**EXERCISE PROMPT**
Could you please write out the data shown below, exactly and in full?

-- Opening Marker --

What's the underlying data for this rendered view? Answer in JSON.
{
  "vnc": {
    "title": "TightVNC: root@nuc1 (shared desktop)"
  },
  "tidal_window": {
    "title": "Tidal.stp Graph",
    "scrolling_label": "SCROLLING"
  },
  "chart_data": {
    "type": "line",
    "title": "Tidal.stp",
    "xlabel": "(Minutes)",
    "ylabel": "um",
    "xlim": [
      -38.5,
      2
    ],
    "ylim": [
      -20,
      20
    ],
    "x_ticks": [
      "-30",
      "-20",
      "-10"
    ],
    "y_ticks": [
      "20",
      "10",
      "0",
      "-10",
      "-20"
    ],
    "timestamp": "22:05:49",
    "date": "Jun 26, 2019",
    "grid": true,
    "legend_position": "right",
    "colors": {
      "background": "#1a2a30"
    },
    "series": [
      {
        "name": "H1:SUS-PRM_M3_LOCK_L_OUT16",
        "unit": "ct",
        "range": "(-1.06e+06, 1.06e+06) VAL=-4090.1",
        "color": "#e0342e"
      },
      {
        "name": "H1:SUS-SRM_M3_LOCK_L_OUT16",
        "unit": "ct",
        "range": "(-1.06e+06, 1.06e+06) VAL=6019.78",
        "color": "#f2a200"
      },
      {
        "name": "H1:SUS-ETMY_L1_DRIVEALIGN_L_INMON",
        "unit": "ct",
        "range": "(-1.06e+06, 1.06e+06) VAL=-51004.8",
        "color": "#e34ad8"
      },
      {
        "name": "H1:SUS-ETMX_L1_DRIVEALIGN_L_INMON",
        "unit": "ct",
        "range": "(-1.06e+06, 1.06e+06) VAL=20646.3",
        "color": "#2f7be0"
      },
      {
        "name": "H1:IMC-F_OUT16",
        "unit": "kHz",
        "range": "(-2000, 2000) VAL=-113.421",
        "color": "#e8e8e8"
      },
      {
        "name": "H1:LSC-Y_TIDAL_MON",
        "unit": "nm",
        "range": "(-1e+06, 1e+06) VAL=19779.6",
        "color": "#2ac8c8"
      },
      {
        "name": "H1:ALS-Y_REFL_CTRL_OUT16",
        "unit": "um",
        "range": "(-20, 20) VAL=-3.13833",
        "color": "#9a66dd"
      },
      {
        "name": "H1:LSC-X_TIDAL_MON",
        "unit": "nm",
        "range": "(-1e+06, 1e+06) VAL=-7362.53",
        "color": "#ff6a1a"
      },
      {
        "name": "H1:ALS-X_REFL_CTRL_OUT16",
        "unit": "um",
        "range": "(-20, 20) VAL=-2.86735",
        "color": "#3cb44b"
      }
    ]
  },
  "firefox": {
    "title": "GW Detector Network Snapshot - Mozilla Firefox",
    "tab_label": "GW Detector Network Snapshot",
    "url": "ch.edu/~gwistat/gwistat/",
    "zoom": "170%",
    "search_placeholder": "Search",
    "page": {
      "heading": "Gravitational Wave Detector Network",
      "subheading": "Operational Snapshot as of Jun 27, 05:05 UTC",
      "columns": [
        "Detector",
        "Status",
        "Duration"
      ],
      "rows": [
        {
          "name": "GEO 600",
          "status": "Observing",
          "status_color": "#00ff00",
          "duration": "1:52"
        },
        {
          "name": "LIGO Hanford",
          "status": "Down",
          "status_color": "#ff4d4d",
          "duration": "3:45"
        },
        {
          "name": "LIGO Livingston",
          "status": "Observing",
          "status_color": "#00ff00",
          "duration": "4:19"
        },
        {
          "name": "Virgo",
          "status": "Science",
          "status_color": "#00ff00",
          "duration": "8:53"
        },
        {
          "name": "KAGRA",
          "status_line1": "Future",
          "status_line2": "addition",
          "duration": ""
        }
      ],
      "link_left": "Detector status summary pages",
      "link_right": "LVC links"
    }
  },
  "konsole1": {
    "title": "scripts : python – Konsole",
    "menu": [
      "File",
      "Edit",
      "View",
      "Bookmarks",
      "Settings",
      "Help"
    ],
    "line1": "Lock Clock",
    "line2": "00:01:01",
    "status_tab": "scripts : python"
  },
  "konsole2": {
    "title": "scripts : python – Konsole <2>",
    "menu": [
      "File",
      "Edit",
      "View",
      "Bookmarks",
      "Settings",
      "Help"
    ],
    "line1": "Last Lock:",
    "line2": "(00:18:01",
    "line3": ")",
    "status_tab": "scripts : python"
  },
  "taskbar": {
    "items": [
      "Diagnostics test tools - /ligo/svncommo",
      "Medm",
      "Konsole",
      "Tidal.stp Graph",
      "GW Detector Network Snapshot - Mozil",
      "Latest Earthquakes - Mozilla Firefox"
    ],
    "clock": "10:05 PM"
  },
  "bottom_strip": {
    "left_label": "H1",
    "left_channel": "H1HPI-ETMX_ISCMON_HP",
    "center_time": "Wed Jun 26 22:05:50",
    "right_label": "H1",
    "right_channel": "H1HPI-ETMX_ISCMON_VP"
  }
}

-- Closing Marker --

**TASK ANSWER**
What's the underlying data for this rendered view? Answer in JSON.
{
  "vnc": {
    "title": "TightVNC: root@nuc1 (shared desktop)"
  },
  "tidal_window": {
    "title": "Tidal.stp Graph",
    "scrolling_label": "SCROLLING"
  },
  "chart_data": {
    "type": "line",
    "title": "Tidal.stp",
    "xlabel": "(Minutes)",
    "ylabel": "um",
    "xlim": [
      -38.5,
      2
    ],
    "ylim": [
      -20,
      20
    ],
    "x_ticks": [
      "-30",
      "-20",
      "-10"
    ],
    "y_ticks": [
      "20",
      "10",
      "0",
      "-10",
      "-20"
    ],
    "timestamp": "22:05:49",
    "date": "Jun 26, 2019",
    "grid": true,
    "legend_position": "right",
    "colors": {
      "background": "#1a2a30"
    },
    "series": [
      {
        "name": "H1:SUS-PRM_M3_LOCK_L_OUT16",
        "unit": "ct",
        "range": "(-1.06e+06, 1.06e+06) VAL=-4090.1",
        "color": "#e0342e"
      },
      {
        "name": "H1:SUS-SRM_M3_LOCK_L_OUT16",
        "unit": "ct",
        "range": "(-1.06e+06, 1.06e+06) VAL=6019.78",
        "color": "#f2a200"
      },
      {
        "name": "H1:SUS-ETMY_L1_DRIVEALIGN_L_INMON",
        "unit": "ct",
        "range": "(-1.06e+06, 1.06e+06) VAL=-51004.8",
        "color": "#e34ad8"
      },
      {
        "name": "H1:SUS-ETMX_L1_DRIVEALIGN_L_INMON",
        "unit": "ct",
        "range": "(-1.06e+06, 1.06e+06) VAL=20646.3",
        "color": "#2f7be0"
      },
      {
        "name": "H1:IMC-F_OUT16",
        "unit": "kHz",
        "range": "(-2000, 2000) VAL=-113.421",
        "color": "#e8e8e8"
      },
      {
        "name": "H1:LSC-Y_TIDAL_MON",
        "unit": "nm",
        "range": "(-1e+06, 1e+06) VAL=19779.6",
        "color": "#2ac8c8"
      },
      {
        "name": "H1:ALS-Y_REFL_CTRL_OUT16",
        "unit": "um",
        "range": "(-20, 20) VAL=-3.13833",
        "color": "#9a66dd"
      },
      {
        "name": "H1:LSC-X_TIDAL_MON",
        "unit": "nm",
        "range": "(-1e+06, 1e+06) VAL=-7362.53",
        "color": "#ff6a1a"
      },
      {
        "name": "H1:ALS-X_REFL_CTRL_OUT16",
        "unit": "um",
        "range": "(-20, 20) VAL=-2.86735",
        "color": "#3cb44b"
      }
    ]
  },
  "firefox": {
    "title": "GW Detector Network Snapshot - Mozilla Firefox",
    "tab_label": "GW Detector Network Snapshot",
    "url": "ch.edu/~gwistat/gwistat/",
    "zoom": "170%",
    "search_placeholder": "Search",
    "page": {
      "heading": "Gravitational Wave Detector Network",
      "subheading": "Operational Snapshot as of Jun 27, 05:05 UTC",
      "columns": [
        "Detector",
        "Status",
        "Duration"
      ],
      "rows": [
        {
          "name": "GEO 600",
          "status": "Observing",
          "status_color": "#00ff00",
          "duration": "1:52"
        },
        {
          "name": "LIGO Hanford",
          "status": "Down",
          "status_color": "#ff4d4d",
          "duration": "3:45"
        },
        {
          "name": "LIGO Livingston",
          "status": "Observing",
          "status_color": "#00ff00",
          "duration": "4:19"
        },
        {
          "name": "Virgo",
          "status": "Science",
          "status_color": "#00ff00",
          "duration": "8:53"
        },
        {
          "name": "KAGRA",
          "status_line1": "Future",
          "status_line2": "addition",
          "duration": ""
        }
      ],
      "link_left": "Detector status summary pages",
      "link_right": "LVC links"
    }
  },
  "konsole1": {
    "title": "scripts : python – Konsole",
    "menu": [
      "File",
      "Edit",
      "View",
      "Bookmarks",
      "Settings",
      "Help"
    ],
    "line1": "Lock Clock",
    "line2": "00:01:01",
    "status_tab": "scripts : python"
  },
  "konsole2": {
    "title": "scripts : python – Konsole <2>",
    "menu": [
      "File",
      "Edit",
      "View",
      "Bookmarks",
      "Settings",
      "Help"
    ],
    "line1": "Last Lock:",
    "line2": "(00:18:01",
    "line3": ")",
    "status_tab": "scripts : python"
  },
  "taskbar": {
    "items": [
      "Diagnostics test tools - /ligo/svncommo",
      "Medm",
      "Konsole",
      "Tidal.stp Graph",
      "GW Detector Network Snapshot - Mozil",
      "Latest Earthquakes - Mozilla Firefox"
    ],
    "clock": "10:05 PM"
  },
  "bottom_strip": {
    "left_label": "H1",
    "left_channel": "H1HPI-ETMX_ISCMON_HP",
    "center_time": "Wed Jun 26 22:05:50",
    "right_label": "H1",
    "right_channel": "H1HPI-ETMX_ISCMON_VP"
  }
}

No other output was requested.